#### AIM OF THE EXERCISE:
Take the data that sits below and write it out again exactly.

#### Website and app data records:
==============================
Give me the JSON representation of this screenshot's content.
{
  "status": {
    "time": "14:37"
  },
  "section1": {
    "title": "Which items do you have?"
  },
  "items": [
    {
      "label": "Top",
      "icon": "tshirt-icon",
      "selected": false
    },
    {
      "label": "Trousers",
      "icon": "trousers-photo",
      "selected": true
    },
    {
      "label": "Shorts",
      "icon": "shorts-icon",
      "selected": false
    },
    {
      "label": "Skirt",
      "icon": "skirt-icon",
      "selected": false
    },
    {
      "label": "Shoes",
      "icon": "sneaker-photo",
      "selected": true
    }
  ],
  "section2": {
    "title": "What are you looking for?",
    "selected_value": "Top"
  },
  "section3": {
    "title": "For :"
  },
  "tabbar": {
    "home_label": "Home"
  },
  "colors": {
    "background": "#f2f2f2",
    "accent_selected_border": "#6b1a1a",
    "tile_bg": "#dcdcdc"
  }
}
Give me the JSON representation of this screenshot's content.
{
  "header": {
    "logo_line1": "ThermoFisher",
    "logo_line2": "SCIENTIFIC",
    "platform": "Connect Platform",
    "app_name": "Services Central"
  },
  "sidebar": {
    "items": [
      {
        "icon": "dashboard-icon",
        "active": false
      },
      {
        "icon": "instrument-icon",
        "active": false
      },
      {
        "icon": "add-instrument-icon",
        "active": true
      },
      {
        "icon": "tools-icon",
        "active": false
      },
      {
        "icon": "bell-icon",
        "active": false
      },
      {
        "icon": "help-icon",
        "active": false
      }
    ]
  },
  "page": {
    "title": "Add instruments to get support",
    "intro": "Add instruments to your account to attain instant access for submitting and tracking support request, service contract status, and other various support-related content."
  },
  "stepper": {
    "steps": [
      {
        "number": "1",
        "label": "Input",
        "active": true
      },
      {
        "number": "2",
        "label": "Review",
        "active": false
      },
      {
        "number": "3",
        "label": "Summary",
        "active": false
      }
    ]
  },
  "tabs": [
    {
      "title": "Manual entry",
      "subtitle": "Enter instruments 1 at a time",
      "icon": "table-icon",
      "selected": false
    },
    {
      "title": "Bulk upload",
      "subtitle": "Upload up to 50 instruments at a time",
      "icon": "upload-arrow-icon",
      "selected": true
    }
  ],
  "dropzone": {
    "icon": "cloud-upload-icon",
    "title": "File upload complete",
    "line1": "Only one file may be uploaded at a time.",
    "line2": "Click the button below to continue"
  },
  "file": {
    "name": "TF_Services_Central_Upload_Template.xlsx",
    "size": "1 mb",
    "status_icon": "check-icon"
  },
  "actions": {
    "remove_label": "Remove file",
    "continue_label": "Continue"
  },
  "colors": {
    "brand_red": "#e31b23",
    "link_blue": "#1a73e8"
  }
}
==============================
#### RESPONSE TO THE TASK:
Give me the JSON representation of this screenshot's content.
{
  "status": {
    "time": "14:37"
  },
  "section1": {
    "title": "Which items do you have?"
  },
  "items": [
    {
      "label": "Top",
      "icon": "tshirt-icon",
      "selected": false
    },
    {
      "label": "Trousers",
      "icon": "trousers-photo",
      "selected": true
    },
    {
      "label": "Shorts",
      "icon": "shorts-icon",
      "selected": false
    },
    {
      "label": "Skirt",
      "icon": "skirt-icon",
      "selected": false
    },
    {
      "label": "Shoes",
      "icon": "sneaker-photo",
      "selected": true
    }
  ],
  "section2": {
    "title": "What are you looking for?",
    "selected_value": "Top"
  },
  "section3": {
    "title": "For :"
  },
  "tabbar": {
    "home_label": "Home"
  },
  "colors": {
    "background": "#f2f2f2",
    "accent_selected_border": "#6b1a1a",
    "tile_bg": "#dcdcdc"
  }
}
Give me the JSON representation of this screenshot's content.
{
  "header": {
    "logo_line1": "ThermoFisher",
    "logo_line2": "SCIENTIFIC",
    "platform": "Connect Platform",
    "app_name": "Services Central"
  },
  "sidebar": {
    "items": [
      {
        "icon": "dashboard-icon",
        "active": false
      },
      {
        "icon": "instrument-icon",
        "active": false
      },
      {
        "icon": "add-instrument-icon",
        "active": true
      },
      {
        "icon": "tools-icon",
        "active": false
      },
      {
        "icon": "bell-icon",
        "active": false
      },
      {
        "icon": "help-icon",
        "active": false
      }
    ]
  },
  "page": {
    "title": "Add instruments to get support",
    "intro": "Add instruments to your account to attain instant access for submitting and tracking support request, service contract status, and other various support-related content."
  },
  "stepper": {
    "steps": [
      {
        "number": "1",
        "label": "Input",
        "active": true
      },
      {
        "number": "2",
        "label": "Review",
        "active": false
      },
      {
        "number": "3",
        "label": "Summary",
        "active": false
      }
    ]
  },
  "tabs": [
    {
      "title": "Manual entry",
      "subtitle": "Enter instruments 1 at a time",
      "icon": "table-icon",
      "selected": false
    },
    {
      "title": "Bulk upload",
      "subtitle": "Upload up to 50 instruments at a time",
      "icon": "upload-arrow-icon",
      "selected": true
    }
  ],
  "dropzone": {
    "icon": "cloud-upload-icon",
    "title": "File upload complete",
    "line1": "Only one file may be uploaded at a time.",
    "line2": "Click the button below to continue"
  },
  "file": {
    "name": "TF_Services_Central_Upload_Template.xlsx",
    "size": "1 mb",
    "status_icon": "check-icon"
  },
  "actions": {
    "remove_label": "Remove file",
    "continue_label": "Continue"
  },
  "colors": {
    "brand_red": "#e31b23",
    "link_blue": "#1a73e8"
  }
}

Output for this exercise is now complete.